* _Work instruction_: Gather every line below where "this" appears.

* _Excerpted records_:

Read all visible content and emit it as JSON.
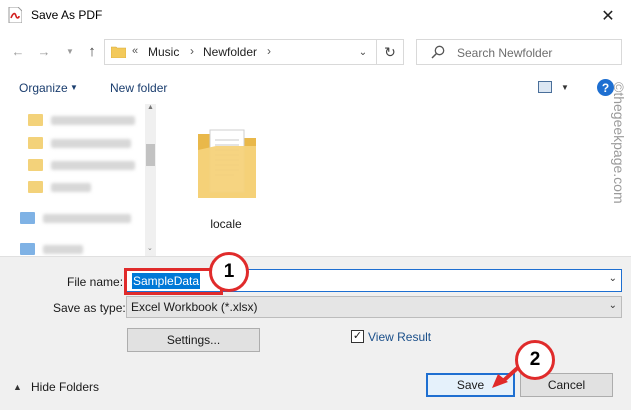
{
  "window": {
    "title": "Save As PDF"
  },
  "address": {
    "overflow": "«",
    "crumbs": [
      "Music",
      "Newfolder"
    ],
    "search_placeholder": "Search Newfolder"
  },
  "toolbar": {
    "organize": "Organize",
    "new_folder": "New folder"
  },
  "files": [
    {
      "name": "locale"
    }
  ],
  "form": {
    "file_name_label": "File name:",
    "file_name_value": "SampleData",
    "save_type_label": "Save as type:",
    "save_type_value": "Excel Workbook (*.xlsx)",
    "settings_label": "Settings...",
    "view_result_label": "View Result",
    "view_result_checked": true,
    "hide_folders_label": "Hide Folders",
    "save_label": "Save",
    "cancel_label": "Cancel"
  },
  "annotations": {
    "step1": "1",
    "step2": "2"
  },
  "watermark": "©thegeekpage.com",
  "colors": {
    "accent": "#1e6fd1",
    "highlight": "#e02b2b",
    "folder": "#f3c95a"
  }
}
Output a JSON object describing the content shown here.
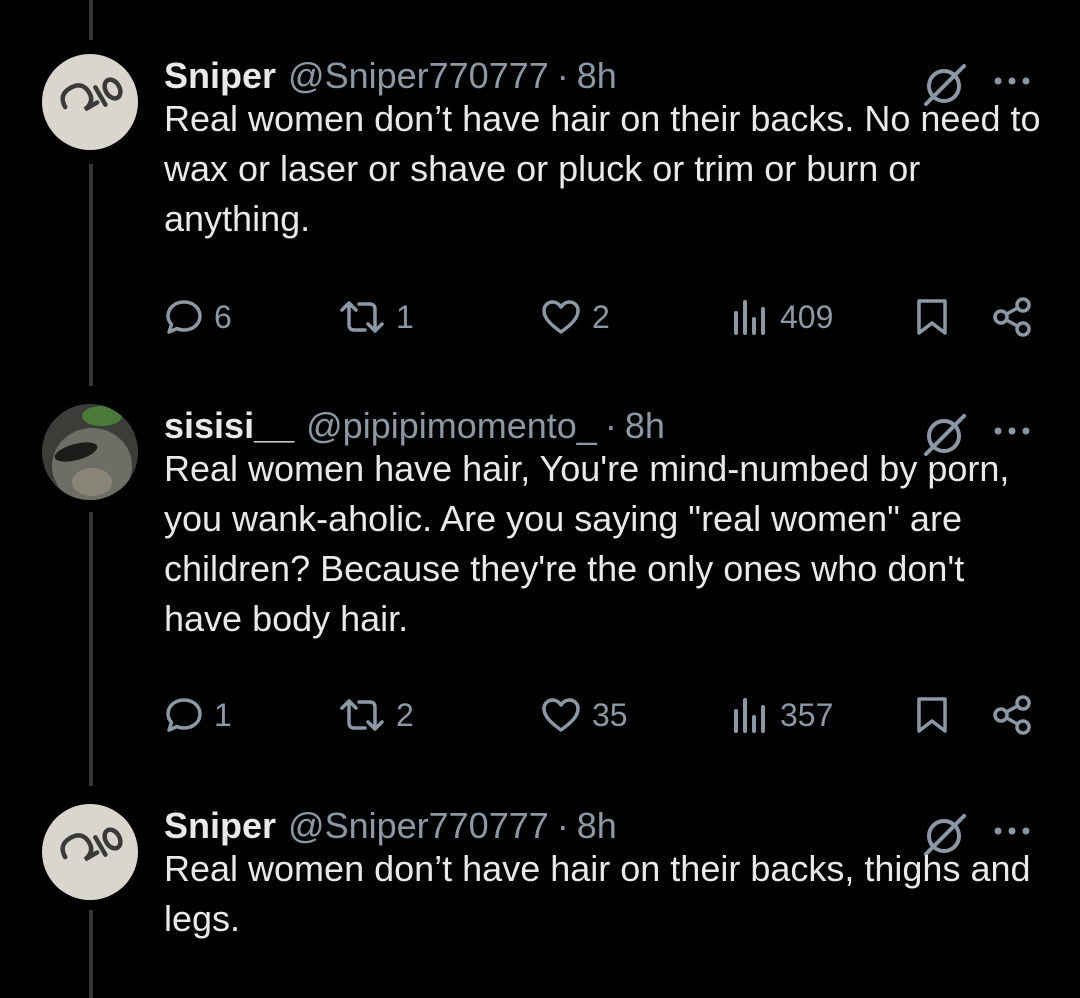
{
  "colors": {
    "background": "#000000",
    "text": "#e7e9ea",
    "muted": "#8b98a5",
    "thread_line": "#333639"
  },
  "tweets": [
    {
      "name": "Sniper",
      "handle": "@Sniper770777",
      "separator": "·",
      "time": "8h",
      "text": "Real women don’t have hair on their backs. No need to wax or laser or shave or pluck or trim or burn or anything.",
      "replies": "6",
      "reposts": "1",
      "likes": "2",
      "views": "409"
    },
    {
      "name": "sisisi__",
      "handle": "@pipipimomento_",
      "separator": "·",
      "time": "8h",
      "text": "Real women have hair, You're mind-numbed by porn, you wank-aholic. Are you saying \"real women\" are children? Because they're the only ones who don't have body hair.",
      "replies": "1",
      "reposts": "2",
      "likes": "35",
      "views": "357"
    },
    {
      "name": "Sniper",
      "handle": "@Sniper770777",
      "separator": "·",
      "time": "8h",
      "text": "Real women don’t have hair on their backs, thighs and legs."
    }
  ],
  "icons": [
    "reply-icon",
    "repost-icon",
    "like-icon",
    "views-icon",
    "bookmark-icon",
    "share-icon",
    "grok-icon",
    "more-icon"
  ]
}
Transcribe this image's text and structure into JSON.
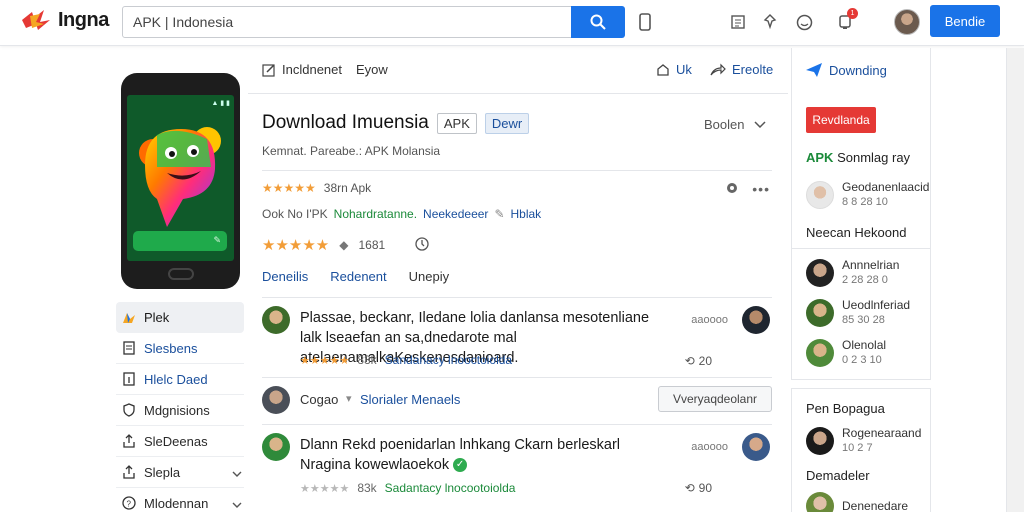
{
  "header": {
    "logo_text": "Ingna",
    "search_value": "APK | Indonesia",
    "primary_button": "Bendie",
    "notification_count": "1"
  },
  "left": {
    "menu": [
      {
        "label": "Plek",
        "icon": "logo-icon"
      },
      {
        "label": "Slesbens",
        "icon": "document-icon"
      },
      {
        "label": "Hlelc Daed",
        "icon": "info-icon"
      },
      {
        "label": "Mdgnisions",
        "icon": "shield-icon"
      },
      {
        "label": "SleDeenas",
        "icon": "share-icon"
      },
      {
        "label": "Slepla",
        "icon": "share-icon"
      },
      {
        "label": "Mlodennan",
        "icon": "help-icon"
      }
    ]
  },
  "main": {
    "top_left_1": "Incldnenet",
    "top_left_2": "Eyow",
    "top_right_1": "Uk",
    "top_right_2": "Ereolte",
    "title": "Download Imuensia",
    "chip_1": "APK",
    "chip_2": "Dewr",
    "sort_label": "Boolen",
    "subtitle": "Kemnat. Pareabe.: APK Molansia",
    "rating_text": "38rn Apk",
    "meta_prefix": "Ook No I'PK",
    "meta_green": "Nohardratanne.",
    "meta_blue": "Neekedeeer",
    "meta_end": "Hblak",
    "score": "1681",
    "tabs": [
      "Deneilis",
      "Redenent",
      "Unepiy"
    ],
    "comments": [
      {
        "text": "Plassae, beckanr, Iledane lolia danlansa mesotenliane lalk lseaefan an sa,dnedarote mal atelaenamalkaKeskenesdanioard.",
        "side": "aaoooo",
        "count": "83k",
        "link": "Sandanacy lnooctoiolda",
        "replies": "20"
      },
      {
        "text": "Dlann Rekd poenidarlan lnhkang Ckarn berleskarl Nragina kowewlaoekok",
        "side": "aaoooo",
        "count": "83k",
        "link": "Sadantacy lnocootoiolda",
        "replies": "90"
      }
    ],
    "reply_name": "Cogao",
    "reply_link": "Slorialer Menaels",
    "reply_button": "Vveryaqdeolanr"
  },
  "right": {
    "head": "Downding",
    "red_button": "Revdlanda",
    "apk_bold": "APK",
    "apk_rest": "Sonmlag ray",
    "users_1": [
      {
        "name": "Geodanenlaacid",
        "sub": "8 8 28 10"
      }
    ],
    "label_1": "Neecan Hekoond",
    "users_2": [
      {
        "name": "Annnelrian",
        "sub": "2 28 28 0"
      },
      {
        "name": "Ueodlnferiad",
        "sub": "85 30 28"
      },
      {
        "name": "Olenolal",
        "sub": "0 2 3 10"
      }
    ],
    "label_2": "Pen Bopagua",
    "users_3": [
      {
        "name": "Rogenearaand",
        "sub": "10 2 7"
      }
    ],
    "label_3": "Demadeler",
    "users_4": [
      {
        "name": "Denenedare"
      }
    ]
  },
  "colors": {
    "accent": "#1a73e8",
    "red": "#e53935",
    "green": "#1b8a3a",
    "link": "#1a4f9c",
    "star": "#f29d38"
  }
}
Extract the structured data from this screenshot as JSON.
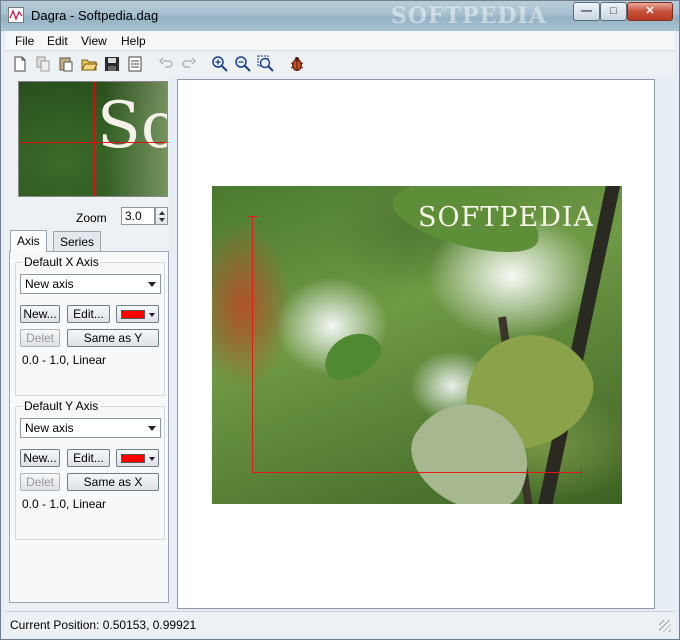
{
  "window": {
    "title": "Dagra - Softpedia.dag",
    "title_watermark": "SOFTPEDIA",
    "buttons": {
      "minimize": "—",
      "maximize": "□",
      "close": "✕"
    }
  },
  "menu": [
    {
      "label": "File"
    },
    {
      "label": "Edit"
    },
    {
      "label": "View"
    },
    {
      "label": "Help"
    }
  ],
  "toolbar": {
    "icons": [
      "new-icon",
      "copy-icon",
      "paste-icon",
      "open-icon",
      "save-icon",
      "properties-icon",
      "undo-icon",
      "redo-icon",
      "zoom-in-icon",
      "zoom-out-icon",
      "zoom-fit-icon",
      "bug-icon"
    ]
  },
  "preview": {
    "text": "So"
  },
  "zoom": {
    "label": "Zoom",
    "value": "3.0"
  },
  "tabs": [
    {
      "label": "Axis",
      "active": true
    },
    {
      "label": "Series",
      "active": false
    }
  ],
  "x_axis": {
    "group_title": "Default X Axis",
    "select_value": "New axis",
    "new_label": "New...",
    "edit_label": "Edit...",
    "delete_label": "Delet",
    "same_label": "Same as Y",
    "range_text": "0.0 - 1.0, Linear",
    "color": "#ff0000"
  },
  "y_axis": {
    "group_title": "Default Y Axis",
    "select_value": "New axis",
    "new_label": "New...",
    "edit_label": "Edit...",
    "delete_label": "Delet",
    "same_label": "Same as X",
    "range_text": "0.0 - 1.0, Linear",
    "color": "#ff0000"
  },
  "canvas": {
    "watermark": "SOFTPEDIA",
    "axis_color": "#e21a1a"
  },
  "status": {
    "text": "Current Position: 0.50153, 0.99921"
  }
}
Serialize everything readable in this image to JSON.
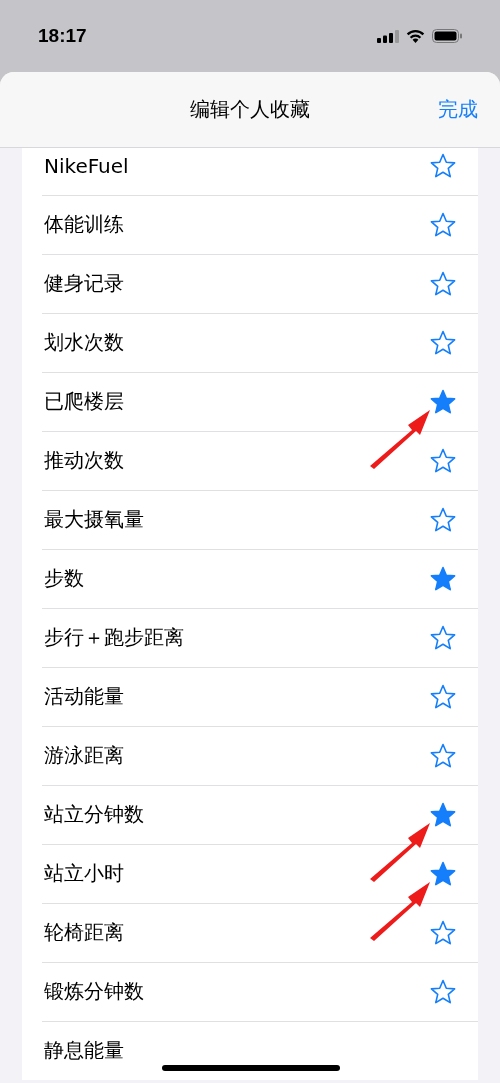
{
  "status_bar": {
    "time": "18:17"
  },
  "header": {
    "title": "编辑个人收藏",
    "done": "完成"
  },
  "rows": [
    {
      "label": "NikeFuel",
      "starred": false,
      "arrow": false
    },
    {
      "label": "体能训练",
      "starred": false,
      "arrow": false
    },
    {
      "label": "健身记录",
      "starred": false,
      "arrow": false
    },
    {
      "label": "划水次数",
      "starred": false,
      "arrow": false
    },
    {
      "label": "已爬楼层",
      "starred": true,
      "arrow": true
    },
    {
      "label": "推动次数",
      "starred": false,
      "arrow": false
    },
    {
      "label": "最大摄氧量",
      "starred": false,
      "arrow": false
    },
    {
      "label": "步数",
      "starred": true,
      "arrow": false
    },
    {
      "label": "步行＋跑步距离",
      "starred": false,
      "arrow": false
    },
    {
      "label": "活动能量",
      "starred": false,
      "arrow": false
    },
    {
      "label": "游泳距离",
      "starred": false,
      "arrow": false
    },
    {
      "label": "站立分钟数",
      "starred": true,
      "arrow": true
    },
    {
      "label": "站立小时",
      "starred": true,
      "arrow": true
    },
    {
      "label": "轮椅距离",
      "starred": false,
      "arrow": false
    },
    {
      "label": "锻炼分钟数",
      "starred": false,
      "arrow": false
    },
    {
      "label": "静息能量"
    }
  ]
}
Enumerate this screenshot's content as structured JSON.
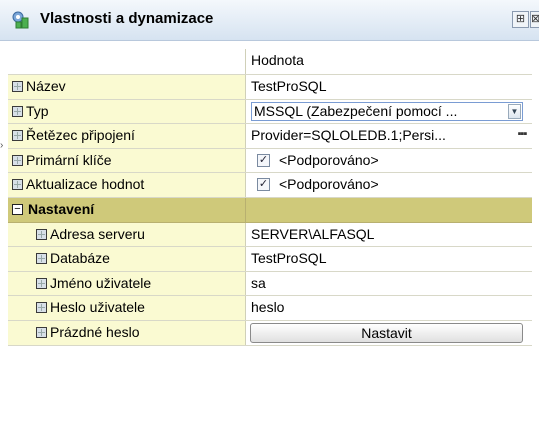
{
  "panel": {
    "title": "Vlastnosti a dynamizace",
    "pin_glyph": "⊞",
    "close_glyph": "⊠"
  },
  "grid": {
    "value_header": "Hodnota",
    "rows": [
      {
        "label": "Název",
        "value": "TestProSQL"
      },
      {
        "label": "Typ",
        "value": "MSSQL (Zabezpečení pomocí ..."
      },
      {
        "label": "Řetězec připojení",
        "value": "Provider=SQLOLEDB.1;Persi..."
      },
      {
        "label": "Primární klíče",
        "value": "<Podporováno>"
      },
      {
        "label": "Aktualizace hodnot",
        "value": "<Podporováno>"
      }
    ],
    "section": {
      "label": "Nastavení",
      "toggle": "−",
      "rows": [
        {
          "label": "Adresa serveru",
          "value": "SERVER\\ALFASQL"
        },
        {
          "label": "Databáze",
          "value": "TestProSQL"
        },
        {
          "label": "Jméno uživatele",
          "value": "sa"
        },
        {
          "label": "Heslo uživatele",
          "value": "heslo"
        },
        {
          "label": "Prázdné heslo",
          "button_label": "Nastavit"
        }
      ]
    }
  },
  "colors": {
    "name_column": "#fafad2",
    "section": "#cfc97a",
    "select_border": "#7a9cd3"
  },
  "icons": {
    "title": "properties-icon",
    "property": "property-icon",
    "dropdown": "chevron-down-icon",
    "ellipsis": "ellipsis-icon",
    "checkbox": "check-icon"
  }
}
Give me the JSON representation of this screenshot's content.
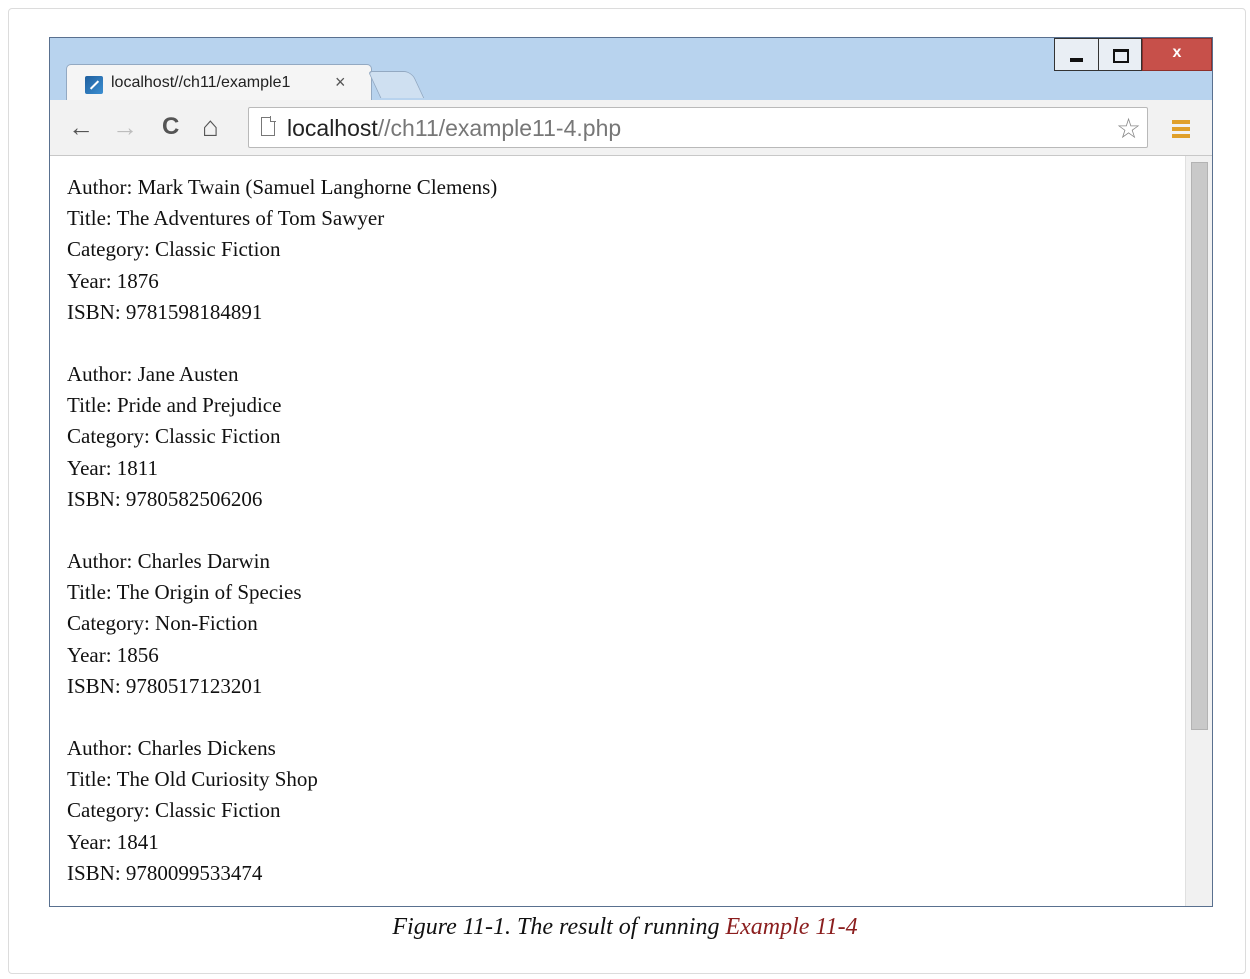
{
  "browser": {
    "tab": {
      "title": "localhost//ch11/example1",
      "close_glyph": "×",
      "favicon": "zend-icon"
    },
    "window_controls": {
      "minimize": "minimize-icon",
      "maximize": "maximize-icon",
      "close_label": "x"
    },
    "toolbar": {
      "back": "←",
      "forward": "→",
      "reload": "C",
      "home": "⌂",
      "url_host": "localhost",
      "url_path": "//ch11/example11-4.php",
      "star": "☆"
    },
    "accent": "#e0a02a"
  },
  "books": [
    {
      "author": "Author: Mark Twain (Samuel Langhorne Clemens)",
      "title": "Title: The Adventures of Tom Sawyer",
      "category": "Category: Classic Fiction",
      "year": "Year: 1876",
      "isbn": "ISBN: 9781598184891"
    },
    {
      "author": "Author: Jane Austen",
      "title": "Title: Pride and Prejudice",
      "category": "Category: Classic Fiction",
      "year": "Year: 1811",
      "isbn": "ISBN: 9780582506206"
    },
    {
      "author": "Author: Charles Darwin",
      "title": "Title: The Origin of Species",
      "category": "Category: Non-Fiction",
      "year": "Year: 1856",
      "isbn": "ISBN: 9780517123201"
    },
    {
      "author": "Author: Charles Dickens",
      "title": "Title: The Old Curiosity Shop",
      "category": "Category: Classic Fiction",
      "year": "Year: 1841",
      "isbn": "ISBN: 9780099533474"
    }
  ],
  "caption": {
    "prefix": "Figure 11-1. The result of running ",
    "link": "Example 11-4"
  }
}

* _Task answer_:
Transcribe this image's text and structure into JSON.
Extract the structured data from this screenshot as JSON.
Serialize everything readable in this image to JSON.
Enumerate this screenshot's content as structured JSON.
Give me the JSON representation of this screenshot's content.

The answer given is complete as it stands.